This type of lens became popular because of its low price. It may lack the versatility of more expensive models, but for similar jobs with similar materials, it is an excellent choice.

A variable shade lens is what most contractors prefer. The lens can switch between shades depending on the type of welding task being carried out. For low-amp tasks, the lens stays at a lighter shade and goes up as the amps increase.

Variable shade lenses give users more freedom and control. They are a heavier investment than fixed shade helmets, but they can also be used for several applications. Where a fixed lens can only be used when welding on limited materials at a certain amp, variable lenses offer more freedom.

Reaction Time

You don’t want to begin a welding task and be blinded by the excess light. What you ideally want is a smooth and quick transition from a light shade to a darker shade in a fraction of a second. The lower the reaction time of the auto-darkening lens, the less stress you will feel on longer jobs.

Imagine carrying out numerous small welding tasks wearing a helmet with a high reaction time. Although you may not notice it at first, your eyes will stress out after a while and carrying on the task will become troublesome.

Budget auto-darkening helmets generally come with a reaction time of 1/3600 of a second. This is okay for regular tasks if you don’t have to weld too often. For more frequent welds, consider a professional-grade lens with a reaction time of around 1/20000 of a second.

Size of Viewing Area

The size of the viewing area determines how much you have to turn your head to see the area you are welding. For small welds, a smaller viewing area will be sufficient. However, for larger tasks, you want a larger viewing area.

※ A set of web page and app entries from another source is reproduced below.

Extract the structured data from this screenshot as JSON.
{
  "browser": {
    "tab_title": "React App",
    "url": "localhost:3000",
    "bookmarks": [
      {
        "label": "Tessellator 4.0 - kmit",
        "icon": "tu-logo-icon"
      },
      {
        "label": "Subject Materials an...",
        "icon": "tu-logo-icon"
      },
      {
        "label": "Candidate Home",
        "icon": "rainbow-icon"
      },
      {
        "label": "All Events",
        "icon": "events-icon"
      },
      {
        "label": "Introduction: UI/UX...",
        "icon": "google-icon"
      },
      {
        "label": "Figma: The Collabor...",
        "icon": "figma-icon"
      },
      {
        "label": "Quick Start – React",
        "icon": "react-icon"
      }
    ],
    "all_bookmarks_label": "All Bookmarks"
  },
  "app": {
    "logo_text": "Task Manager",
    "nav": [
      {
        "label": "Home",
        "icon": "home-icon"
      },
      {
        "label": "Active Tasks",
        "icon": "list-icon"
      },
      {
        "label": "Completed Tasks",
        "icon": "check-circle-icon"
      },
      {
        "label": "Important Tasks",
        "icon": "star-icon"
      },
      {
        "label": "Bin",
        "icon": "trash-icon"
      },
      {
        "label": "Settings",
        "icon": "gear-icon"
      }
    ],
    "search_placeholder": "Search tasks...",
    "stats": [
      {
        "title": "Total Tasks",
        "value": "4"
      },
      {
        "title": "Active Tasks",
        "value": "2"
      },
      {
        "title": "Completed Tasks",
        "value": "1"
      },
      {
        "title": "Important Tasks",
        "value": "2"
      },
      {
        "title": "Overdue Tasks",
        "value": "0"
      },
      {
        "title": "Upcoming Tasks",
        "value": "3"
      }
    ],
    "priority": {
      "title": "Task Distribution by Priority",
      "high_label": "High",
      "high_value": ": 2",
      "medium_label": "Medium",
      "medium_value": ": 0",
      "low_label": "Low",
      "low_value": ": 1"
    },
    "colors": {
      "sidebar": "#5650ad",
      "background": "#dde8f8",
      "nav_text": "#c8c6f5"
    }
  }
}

Much like a high reaction time, a smaller viewing area will have side effects that you will feel on longer tasks. Your neck will strain more from the movement and tasks will become more stressful. For bigger projects, consider a larger viewing area.